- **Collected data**

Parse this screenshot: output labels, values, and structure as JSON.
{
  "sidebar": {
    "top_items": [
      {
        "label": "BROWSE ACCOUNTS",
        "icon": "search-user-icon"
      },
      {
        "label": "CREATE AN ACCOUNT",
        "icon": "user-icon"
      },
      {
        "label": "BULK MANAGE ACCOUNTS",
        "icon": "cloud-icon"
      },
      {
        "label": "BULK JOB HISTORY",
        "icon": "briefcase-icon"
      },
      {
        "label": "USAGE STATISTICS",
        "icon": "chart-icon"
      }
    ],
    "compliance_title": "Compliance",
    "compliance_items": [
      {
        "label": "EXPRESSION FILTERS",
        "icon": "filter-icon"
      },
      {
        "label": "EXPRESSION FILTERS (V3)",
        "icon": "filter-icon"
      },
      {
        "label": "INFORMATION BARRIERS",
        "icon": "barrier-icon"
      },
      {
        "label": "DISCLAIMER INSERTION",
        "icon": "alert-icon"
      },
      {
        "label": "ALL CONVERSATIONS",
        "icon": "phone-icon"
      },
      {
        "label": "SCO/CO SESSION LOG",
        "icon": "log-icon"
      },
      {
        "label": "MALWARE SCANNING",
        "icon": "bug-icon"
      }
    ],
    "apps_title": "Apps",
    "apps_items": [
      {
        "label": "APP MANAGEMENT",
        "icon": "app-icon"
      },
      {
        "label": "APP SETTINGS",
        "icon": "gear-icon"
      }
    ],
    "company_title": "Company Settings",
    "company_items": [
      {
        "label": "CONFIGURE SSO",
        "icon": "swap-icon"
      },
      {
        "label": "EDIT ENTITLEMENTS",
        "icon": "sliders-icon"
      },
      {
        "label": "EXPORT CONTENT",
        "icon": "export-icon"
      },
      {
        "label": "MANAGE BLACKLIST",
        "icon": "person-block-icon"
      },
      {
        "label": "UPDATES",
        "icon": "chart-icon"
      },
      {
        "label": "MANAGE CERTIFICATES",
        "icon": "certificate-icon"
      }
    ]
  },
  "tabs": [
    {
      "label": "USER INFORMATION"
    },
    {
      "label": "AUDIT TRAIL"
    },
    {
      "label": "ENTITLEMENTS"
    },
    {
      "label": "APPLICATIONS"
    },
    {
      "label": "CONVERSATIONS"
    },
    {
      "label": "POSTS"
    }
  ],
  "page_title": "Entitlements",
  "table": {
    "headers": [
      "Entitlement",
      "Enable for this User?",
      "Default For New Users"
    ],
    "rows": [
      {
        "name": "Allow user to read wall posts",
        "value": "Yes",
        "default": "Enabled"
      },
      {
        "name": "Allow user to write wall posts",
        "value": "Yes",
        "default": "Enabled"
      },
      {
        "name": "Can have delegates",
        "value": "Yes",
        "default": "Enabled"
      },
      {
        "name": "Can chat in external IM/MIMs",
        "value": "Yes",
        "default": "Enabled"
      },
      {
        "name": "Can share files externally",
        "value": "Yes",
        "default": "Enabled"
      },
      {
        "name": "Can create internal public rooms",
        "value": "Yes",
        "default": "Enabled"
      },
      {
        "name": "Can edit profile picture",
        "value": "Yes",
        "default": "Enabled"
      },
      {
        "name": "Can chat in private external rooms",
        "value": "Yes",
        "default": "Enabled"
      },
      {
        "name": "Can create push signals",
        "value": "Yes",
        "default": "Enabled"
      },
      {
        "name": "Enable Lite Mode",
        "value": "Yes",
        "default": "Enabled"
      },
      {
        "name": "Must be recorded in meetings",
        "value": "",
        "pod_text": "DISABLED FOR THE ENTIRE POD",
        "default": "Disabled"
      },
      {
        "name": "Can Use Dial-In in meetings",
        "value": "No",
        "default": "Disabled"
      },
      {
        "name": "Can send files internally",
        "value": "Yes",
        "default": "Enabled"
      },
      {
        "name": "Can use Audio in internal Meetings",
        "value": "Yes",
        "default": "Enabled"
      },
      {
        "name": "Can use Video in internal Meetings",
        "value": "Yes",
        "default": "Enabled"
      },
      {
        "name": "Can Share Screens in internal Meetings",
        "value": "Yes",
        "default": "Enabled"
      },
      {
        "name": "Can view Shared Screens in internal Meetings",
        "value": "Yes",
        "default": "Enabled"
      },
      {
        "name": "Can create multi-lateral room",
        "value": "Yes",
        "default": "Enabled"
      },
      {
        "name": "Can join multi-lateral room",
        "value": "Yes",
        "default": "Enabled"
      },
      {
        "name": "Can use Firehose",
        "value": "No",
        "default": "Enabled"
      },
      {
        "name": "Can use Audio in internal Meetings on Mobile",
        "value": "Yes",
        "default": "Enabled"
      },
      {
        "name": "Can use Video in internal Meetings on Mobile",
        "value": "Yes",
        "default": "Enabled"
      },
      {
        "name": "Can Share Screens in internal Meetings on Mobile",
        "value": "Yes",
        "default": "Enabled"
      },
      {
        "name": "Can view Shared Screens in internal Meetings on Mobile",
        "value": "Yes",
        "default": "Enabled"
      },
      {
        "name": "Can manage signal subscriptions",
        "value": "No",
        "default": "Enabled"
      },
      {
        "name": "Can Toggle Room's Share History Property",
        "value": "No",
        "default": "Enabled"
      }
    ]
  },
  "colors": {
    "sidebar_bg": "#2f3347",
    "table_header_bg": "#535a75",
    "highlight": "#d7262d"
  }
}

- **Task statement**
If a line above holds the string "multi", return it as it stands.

- **Output of the task**
        "name": "Can create multi-lateral room",
        "name": "Can join multi-lateral room",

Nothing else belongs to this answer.